Rushville Republican

December 18, 2012

Heroin is making a comeback!


Rushville Republican

RUSHVILLE — Dear Editor:

An old drug is making a new comeback, and the home medicine cabinet often is the gateway.

Heroin, a pop culture star in the 1970s, is back for an encore. According to the Indiana Prevention Resource Center (IPRC), 2.1 percent of Hoosier high school seniors have ever used heroin, 50 percent higher than the national average.

Tippecanoe County Prosecutor Pat Harrington has seen heroin cases rise 600 percent in the last five years.

“Heroin now is so cheap and is so readily available,” he said.

Natalie (last name withheld as she undergoes drug rehabilitation) agreed. “If you get with the other drug users in your school, you’re just bound to find it.”

Natalie’s drug abuse started in the family medicine cabinet. “I did prescription drugs for a long time before I started doing heroin,” Natalie admitted. “I never thought I would do heroin ever, but I was taking way too many pills, and it became way too expensive. Going from prescription pills to heroin, it’s way cheaper.”

According to IPRC, Indiana has the nation’s second highest rate of high school students abusing prescription drugs at 21 percent. The top source of those drugs: buying pills from a friend.  

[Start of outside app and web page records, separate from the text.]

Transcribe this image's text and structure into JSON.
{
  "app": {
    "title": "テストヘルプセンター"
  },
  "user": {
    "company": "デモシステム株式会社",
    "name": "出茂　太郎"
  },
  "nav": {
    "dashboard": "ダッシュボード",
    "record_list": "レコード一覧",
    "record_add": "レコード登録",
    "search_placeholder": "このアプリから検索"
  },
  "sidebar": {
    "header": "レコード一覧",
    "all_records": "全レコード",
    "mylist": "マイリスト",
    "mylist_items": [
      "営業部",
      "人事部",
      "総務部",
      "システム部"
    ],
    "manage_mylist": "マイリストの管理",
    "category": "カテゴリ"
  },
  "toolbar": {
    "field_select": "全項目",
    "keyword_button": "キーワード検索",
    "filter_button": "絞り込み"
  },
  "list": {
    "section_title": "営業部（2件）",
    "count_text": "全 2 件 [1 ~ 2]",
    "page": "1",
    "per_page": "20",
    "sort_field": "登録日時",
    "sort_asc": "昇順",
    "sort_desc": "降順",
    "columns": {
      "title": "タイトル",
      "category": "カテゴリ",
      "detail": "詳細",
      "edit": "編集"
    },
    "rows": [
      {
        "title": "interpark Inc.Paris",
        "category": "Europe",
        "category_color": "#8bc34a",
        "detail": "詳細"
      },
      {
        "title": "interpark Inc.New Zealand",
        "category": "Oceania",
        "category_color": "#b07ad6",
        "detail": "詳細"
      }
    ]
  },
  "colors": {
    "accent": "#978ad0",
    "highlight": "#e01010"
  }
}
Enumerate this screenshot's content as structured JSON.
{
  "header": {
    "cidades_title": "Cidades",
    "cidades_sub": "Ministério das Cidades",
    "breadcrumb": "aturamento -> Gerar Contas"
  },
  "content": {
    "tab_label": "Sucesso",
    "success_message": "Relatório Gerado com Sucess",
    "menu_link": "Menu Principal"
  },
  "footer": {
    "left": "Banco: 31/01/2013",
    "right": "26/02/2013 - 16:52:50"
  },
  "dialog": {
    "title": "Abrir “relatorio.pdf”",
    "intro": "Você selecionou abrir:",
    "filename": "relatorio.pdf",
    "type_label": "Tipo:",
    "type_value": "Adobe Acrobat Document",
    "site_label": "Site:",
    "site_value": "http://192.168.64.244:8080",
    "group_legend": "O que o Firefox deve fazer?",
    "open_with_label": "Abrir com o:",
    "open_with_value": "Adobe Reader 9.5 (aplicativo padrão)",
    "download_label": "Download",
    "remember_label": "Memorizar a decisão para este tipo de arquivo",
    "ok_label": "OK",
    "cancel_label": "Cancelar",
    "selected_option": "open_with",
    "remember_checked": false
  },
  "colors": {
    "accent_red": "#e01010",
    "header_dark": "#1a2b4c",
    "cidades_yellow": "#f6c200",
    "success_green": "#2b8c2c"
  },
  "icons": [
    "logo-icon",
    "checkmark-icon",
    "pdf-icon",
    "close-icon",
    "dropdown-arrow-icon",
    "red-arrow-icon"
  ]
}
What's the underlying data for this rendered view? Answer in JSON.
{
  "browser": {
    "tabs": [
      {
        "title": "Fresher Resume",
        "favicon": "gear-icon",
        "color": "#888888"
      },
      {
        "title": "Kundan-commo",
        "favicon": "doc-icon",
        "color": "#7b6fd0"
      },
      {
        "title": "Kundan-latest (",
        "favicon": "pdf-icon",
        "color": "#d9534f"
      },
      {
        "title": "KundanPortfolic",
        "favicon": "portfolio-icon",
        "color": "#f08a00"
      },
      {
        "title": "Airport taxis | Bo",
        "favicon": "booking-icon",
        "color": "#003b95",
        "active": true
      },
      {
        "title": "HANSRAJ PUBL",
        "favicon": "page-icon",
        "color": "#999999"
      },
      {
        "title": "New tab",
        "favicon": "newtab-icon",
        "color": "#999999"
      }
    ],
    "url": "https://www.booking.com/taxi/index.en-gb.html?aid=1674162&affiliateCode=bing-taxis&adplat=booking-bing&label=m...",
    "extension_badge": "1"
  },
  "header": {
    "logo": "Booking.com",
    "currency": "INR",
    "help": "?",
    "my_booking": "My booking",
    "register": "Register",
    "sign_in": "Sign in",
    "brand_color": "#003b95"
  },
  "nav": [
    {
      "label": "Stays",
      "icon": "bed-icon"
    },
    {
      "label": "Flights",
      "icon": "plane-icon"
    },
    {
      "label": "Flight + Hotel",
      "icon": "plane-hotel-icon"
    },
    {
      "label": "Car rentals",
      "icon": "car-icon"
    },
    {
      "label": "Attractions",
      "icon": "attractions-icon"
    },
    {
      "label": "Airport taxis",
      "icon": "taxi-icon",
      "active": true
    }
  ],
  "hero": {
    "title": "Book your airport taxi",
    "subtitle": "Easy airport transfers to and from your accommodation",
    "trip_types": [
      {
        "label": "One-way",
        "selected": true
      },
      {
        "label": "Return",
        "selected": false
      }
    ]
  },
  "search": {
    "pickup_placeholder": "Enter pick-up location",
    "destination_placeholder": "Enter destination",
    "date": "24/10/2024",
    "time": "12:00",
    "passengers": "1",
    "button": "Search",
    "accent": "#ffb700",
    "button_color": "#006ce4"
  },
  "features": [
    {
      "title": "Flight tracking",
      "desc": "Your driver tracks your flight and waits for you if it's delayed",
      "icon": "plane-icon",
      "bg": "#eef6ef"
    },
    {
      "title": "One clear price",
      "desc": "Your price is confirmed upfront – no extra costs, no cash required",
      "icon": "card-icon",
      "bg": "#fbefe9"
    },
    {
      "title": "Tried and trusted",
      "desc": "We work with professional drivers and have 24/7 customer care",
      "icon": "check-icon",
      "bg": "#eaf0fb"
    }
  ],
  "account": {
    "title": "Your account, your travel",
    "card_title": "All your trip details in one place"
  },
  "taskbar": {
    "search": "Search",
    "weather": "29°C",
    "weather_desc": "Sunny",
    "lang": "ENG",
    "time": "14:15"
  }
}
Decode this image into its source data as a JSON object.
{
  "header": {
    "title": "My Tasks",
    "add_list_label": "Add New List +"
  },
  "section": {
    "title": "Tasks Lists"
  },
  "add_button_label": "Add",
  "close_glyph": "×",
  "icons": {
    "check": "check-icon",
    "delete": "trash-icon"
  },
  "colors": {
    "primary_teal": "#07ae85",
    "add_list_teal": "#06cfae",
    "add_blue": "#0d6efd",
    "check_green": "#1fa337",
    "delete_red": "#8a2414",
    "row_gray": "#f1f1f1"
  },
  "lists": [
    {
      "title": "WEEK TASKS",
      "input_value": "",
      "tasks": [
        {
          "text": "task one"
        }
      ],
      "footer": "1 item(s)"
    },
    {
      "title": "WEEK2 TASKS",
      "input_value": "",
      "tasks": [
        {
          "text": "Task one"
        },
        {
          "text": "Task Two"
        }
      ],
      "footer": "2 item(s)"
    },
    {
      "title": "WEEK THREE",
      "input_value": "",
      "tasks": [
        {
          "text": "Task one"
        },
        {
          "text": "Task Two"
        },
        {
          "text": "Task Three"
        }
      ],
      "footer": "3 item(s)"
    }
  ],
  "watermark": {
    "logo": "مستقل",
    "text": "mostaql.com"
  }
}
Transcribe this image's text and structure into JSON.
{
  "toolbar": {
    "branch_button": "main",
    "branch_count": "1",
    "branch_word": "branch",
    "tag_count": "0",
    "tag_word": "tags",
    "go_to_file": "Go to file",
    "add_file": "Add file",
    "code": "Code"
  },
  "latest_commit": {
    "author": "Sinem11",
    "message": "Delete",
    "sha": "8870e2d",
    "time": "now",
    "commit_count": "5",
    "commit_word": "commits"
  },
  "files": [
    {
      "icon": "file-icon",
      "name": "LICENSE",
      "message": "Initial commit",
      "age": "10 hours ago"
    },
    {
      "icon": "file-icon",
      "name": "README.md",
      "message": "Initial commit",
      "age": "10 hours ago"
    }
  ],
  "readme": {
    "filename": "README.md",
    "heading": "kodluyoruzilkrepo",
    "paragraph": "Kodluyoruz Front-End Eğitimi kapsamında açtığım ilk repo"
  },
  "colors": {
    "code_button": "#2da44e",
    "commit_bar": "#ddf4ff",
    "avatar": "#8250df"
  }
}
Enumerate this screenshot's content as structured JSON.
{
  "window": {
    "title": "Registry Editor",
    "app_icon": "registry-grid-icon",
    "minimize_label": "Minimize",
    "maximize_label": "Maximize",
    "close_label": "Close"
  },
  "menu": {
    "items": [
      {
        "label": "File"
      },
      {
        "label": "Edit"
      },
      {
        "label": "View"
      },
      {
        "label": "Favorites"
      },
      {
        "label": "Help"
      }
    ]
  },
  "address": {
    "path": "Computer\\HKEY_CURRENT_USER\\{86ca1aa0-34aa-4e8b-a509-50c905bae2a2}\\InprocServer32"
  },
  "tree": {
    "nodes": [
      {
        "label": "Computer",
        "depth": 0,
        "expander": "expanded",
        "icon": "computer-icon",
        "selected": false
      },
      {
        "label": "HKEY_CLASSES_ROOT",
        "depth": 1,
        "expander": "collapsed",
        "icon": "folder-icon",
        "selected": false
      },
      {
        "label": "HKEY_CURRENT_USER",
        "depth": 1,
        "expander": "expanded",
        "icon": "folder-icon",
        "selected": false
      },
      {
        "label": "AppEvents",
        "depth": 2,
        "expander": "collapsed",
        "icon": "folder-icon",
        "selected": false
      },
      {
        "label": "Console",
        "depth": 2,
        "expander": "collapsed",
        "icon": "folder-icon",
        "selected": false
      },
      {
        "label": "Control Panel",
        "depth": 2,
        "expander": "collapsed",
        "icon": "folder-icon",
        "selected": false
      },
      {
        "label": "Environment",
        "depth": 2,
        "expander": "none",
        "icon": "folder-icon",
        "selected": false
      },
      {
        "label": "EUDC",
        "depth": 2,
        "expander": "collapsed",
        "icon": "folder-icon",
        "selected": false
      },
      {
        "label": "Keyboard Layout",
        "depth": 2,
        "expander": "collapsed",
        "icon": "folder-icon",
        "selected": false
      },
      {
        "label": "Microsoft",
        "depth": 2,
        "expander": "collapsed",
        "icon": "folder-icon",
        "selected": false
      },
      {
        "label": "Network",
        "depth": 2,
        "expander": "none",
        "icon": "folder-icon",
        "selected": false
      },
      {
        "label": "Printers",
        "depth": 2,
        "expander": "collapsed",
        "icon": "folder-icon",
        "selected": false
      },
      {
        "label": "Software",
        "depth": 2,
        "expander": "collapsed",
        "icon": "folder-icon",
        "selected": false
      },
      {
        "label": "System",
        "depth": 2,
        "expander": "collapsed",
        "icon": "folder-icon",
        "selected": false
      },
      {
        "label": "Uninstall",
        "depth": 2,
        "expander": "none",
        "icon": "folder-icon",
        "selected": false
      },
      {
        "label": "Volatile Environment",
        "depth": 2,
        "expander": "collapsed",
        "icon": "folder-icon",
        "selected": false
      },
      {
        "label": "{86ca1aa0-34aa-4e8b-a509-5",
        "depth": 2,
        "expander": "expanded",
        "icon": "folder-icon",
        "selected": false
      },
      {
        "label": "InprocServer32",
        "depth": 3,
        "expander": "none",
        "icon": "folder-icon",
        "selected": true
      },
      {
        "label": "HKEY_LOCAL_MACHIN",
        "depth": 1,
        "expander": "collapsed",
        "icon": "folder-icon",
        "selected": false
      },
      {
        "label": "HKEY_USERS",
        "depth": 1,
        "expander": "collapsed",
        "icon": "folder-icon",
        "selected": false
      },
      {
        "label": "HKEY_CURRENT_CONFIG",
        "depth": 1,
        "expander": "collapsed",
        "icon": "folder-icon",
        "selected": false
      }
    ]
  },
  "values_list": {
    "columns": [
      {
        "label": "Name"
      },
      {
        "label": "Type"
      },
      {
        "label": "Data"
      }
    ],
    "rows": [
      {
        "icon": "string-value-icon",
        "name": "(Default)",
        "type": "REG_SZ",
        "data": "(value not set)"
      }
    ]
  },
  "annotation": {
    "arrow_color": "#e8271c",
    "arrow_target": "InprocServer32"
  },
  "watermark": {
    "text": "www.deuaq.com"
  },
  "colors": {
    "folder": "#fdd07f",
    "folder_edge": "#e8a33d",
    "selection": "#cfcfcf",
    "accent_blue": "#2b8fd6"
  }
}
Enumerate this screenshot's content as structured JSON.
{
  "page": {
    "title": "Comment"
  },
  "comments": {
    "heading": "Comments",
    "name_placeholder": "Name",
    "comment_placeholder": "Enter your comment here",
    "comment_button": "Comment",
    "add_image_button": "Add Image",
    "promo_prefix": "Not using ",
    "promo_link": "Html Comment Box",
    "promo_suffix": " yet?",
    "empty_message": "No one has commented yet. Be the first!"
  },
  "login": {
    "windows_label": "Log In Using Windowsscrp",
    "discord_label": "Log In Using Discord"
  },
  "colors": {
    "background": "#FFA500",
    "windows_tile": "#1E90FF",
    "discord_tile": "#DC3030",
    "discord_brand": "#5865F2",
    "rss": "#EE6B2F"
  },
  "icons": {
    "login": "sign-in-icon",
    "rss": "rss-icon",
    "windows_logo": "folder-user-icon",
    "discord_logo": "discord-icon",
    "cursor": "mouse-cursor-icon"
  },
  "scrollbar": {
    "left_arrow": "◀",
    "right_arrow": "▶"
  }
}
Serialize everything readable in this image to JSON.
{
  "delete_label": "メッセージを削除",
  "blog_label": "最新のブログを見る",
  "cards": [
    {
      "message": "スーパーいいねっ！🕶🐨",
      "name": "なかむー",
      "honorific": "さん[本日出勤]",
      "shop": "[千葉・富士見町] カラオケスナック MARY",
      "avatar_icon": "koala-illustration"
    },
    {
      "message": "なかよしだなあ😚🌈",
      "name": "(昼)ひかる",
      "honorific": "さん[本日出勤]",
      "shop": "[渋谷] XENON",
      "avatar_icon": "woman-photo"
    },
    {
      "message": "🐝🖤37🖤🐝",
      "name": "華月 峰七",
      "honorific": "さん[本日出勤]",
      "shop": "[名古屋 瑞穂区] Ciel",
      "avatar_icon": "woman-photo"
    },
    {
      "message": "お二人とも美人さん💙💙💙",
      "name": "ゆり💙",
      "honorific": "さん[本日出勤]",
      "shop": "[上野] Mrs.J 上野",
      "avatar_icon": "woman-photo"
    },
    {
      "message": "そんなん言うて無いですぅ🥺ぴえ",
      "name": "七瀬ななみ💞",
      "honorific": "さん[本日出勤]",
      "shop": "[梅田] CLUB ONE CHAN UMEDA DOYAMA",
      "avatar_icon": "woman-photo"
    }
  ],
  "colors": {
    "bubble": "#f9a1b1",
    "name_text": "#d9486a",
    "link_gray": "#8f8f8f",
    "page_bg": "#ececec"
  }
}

Cierra (last name withheld) said her brother Jesse started smoking marijuana, which led to prescription pills, which led to heroin, which led to his death. “My brother told me you’re always chasing your first high,” Cierra related. “Your first high is the best high you’re ever going to have, and that’s why you continue to do harder and harder drugs. That’s why kids progress from marijuana, to pills, to heroin because they’re looking for a better high.”

While prevention efforts offer no guarantees, IPRC recommends that parents, educators and youth workers openly communicate with children and teens about what they hear from friends, see in the community, and ways they can resist temptations to take drugs.

Parents can help prevent prescription drug abuse by continually counting the legally prescribed pills at home and keeping the medicine bottle out of reach, even hidden. Caring adults also can watch for warning signs of drug abuse including depression, lack of motivation, constant lying about friends and whereabouts, severe weight loss and frequent tiredness and sleeping.

Natalie’s mom, Jennifer, warns parents to watch for drug abuse, including heroin. “I falsely thought that I was exempt from this,” Jennifer said. “You think of a junkie. You think of something you heard of back in the ‘70s. You don’t think of a middle class child who now is in school.”

Harrington added, “Youth today face this on a daily basis, this temptation to use drugs. Heroin doesn’t care about your race or your religious preference or your position in life. It’s across the spectrum.”

Bill Stanczykiewicz

President & CEO of the Indiana Youth Institute